*Work required*
The response should contain only those lines of the entries below that include the string "Edycja".

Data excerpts
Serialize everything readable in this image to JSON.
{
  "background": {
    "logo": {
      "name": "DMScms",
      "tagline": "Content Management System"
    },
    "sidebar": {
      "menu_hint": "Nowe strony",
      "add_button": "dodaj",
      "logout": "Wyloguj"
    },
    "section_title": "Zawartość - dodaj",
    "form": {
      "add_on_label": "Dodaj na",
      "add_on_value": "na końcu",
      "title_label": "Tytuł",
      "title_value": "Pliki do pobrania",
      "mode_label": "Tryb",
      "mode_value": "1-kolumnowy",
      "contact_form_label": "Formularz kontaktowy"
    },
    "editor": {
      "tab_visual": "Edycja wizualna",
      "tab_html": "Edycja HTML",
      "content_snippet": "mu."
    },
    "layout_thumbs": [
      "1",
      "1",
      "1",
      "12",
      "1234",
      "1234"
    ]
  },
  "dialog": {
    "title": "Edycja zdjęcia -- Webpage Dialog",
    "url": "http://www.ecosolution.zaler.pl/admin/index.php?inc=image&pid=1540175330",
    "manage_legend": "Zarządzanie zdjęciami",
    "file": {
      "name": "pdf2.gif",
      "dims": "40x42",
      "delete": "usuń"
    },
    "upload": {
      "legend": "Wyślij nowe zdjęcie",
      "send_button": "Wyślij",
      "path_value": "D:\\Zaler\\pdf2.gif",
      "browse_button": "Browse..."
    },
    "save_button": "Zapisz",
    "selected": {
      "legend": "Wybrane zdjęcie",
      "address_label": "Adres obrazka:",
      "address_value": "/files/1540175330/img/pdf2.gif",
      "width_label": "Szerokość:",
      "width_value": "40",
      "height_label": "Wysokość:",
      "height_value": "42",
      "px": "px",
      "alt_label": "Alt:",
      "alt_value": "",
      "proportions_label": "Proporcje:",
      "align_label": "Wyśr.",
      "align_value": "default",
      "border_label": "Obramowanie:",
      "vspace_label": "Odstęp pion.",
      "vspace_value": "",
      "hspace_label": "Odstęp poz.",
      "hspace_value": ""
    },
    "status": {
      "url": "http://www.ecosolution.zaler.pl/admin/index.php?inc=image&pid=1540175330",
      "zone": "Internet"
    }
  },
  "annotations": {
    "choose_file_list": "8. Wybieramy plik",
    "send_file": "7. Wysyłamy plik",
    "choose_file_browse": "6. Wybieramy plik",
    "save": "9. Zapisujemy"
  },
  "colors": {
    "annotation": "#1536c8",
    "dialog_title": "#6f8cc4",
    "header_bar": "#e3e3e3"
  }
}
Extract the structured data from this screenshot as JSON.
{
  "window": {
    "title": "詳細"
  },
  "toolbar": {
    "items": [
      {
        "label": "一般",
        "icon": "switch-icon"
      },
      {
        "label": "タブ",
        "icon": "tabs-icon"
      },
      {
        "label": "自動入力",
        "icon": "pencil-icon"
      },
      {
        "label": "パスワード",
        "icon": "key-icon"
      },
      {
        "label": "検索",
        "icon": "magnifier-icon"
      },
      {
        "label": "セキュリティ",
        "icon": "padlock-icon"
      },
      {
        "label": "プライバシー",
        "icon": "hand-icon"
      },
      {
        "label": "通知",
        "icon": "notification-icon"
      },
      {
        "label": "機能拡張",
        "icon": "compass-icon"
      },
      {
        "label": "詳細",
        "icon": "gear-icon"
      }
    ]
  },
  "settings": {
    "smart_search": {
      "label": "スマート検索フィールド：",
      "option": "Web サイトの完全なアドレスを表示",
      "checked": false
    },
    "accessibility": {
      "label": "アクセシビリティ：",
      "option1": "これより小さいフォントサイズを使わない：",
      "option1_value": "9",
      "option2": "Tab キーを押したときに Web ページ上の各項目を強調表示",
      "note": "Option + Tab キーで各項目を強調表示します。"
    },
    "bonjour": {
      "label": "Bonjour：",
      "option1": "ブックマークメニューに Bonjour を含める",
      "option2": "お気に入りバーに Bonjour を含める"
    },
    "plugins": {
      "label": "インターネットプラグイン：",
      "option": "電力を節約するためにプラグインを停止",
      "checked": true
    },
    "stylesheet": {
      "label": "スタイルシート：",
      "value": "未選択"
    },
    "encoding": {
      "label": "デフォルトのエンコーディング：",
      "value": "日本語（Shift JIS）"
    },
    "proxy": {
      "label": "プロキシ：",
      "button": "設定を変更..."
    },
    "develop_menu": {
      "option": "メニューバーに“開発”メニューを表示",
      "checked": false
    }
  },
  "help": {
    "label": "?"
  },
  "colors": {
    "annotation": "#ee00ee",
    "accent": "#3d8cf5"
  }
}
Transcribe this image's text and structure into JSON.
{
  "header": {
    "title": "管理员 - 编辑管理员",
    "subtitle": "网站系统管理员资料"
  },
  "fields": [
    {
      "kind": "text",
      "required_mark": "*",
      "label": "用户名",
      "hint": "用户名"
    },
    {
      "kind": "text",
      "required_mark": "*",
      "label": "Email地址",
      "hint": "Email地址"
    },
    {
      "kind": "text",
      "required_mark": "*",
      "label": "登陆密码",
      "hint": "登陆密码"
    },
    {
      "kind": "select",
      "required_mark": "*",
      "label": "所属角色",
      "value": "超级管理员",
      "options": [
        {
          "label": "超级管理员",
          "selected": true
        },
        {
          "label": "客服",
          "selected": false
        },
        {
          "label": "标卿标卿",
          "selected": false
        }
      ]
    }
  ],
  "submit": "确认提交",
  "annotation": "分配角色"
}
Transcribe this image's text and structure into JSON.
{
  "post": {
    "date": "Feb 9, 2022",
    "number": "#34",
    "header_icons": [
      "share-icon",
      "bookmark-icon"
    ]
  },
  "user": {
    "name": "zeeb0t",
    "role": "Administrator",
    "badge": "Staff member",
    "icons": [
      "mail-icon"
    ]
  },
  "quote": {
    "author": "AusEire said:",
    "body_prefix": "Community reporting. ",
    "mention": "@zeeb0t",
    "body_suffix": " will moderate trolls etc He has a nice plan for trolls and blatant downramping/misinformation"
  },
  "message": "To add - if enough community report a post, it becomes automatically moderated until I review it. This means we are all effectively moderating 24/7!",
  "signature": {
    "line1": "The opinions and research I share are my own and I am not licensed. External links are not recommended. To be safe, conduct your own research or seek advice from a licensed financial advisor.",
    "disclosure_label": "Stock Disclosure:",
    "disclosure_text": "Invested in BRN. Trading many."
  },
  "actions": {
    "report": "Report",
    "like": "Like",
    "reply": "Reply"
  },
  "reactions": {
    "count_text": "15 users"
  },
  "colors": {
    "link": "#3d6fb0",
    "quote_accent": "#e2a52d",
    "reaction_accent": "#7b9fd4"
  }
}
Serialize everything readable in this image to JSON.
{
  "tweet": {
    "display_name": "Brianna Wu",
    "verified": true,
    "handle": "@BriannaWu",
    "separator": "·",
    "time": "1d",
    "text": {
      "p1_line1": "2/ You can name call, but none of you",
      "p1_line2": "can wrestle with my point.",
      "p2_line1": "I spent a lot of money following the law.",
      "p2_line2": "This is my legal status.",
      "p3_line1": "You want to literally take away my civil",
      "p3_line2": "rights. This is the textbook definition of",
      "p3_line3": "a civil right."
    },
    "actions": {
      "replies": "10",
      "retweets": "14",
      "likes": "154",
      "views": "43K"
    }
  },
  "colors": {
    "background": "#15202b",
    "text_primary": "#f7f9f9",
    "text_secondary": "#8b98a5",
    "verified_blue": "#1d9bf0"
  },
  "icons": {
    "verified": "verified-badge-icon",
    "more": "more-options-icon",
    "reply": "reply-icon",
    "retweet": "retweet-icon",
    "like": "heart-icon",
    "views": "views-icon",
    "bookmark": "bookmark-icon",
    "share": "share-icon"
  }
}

*Response for this exercise*
      "tab_visual": "Edycja wizualna",
      "tab_html": "Edycja HTML",
    "title": "Edycja zdjęcia -- Webpage Dialog",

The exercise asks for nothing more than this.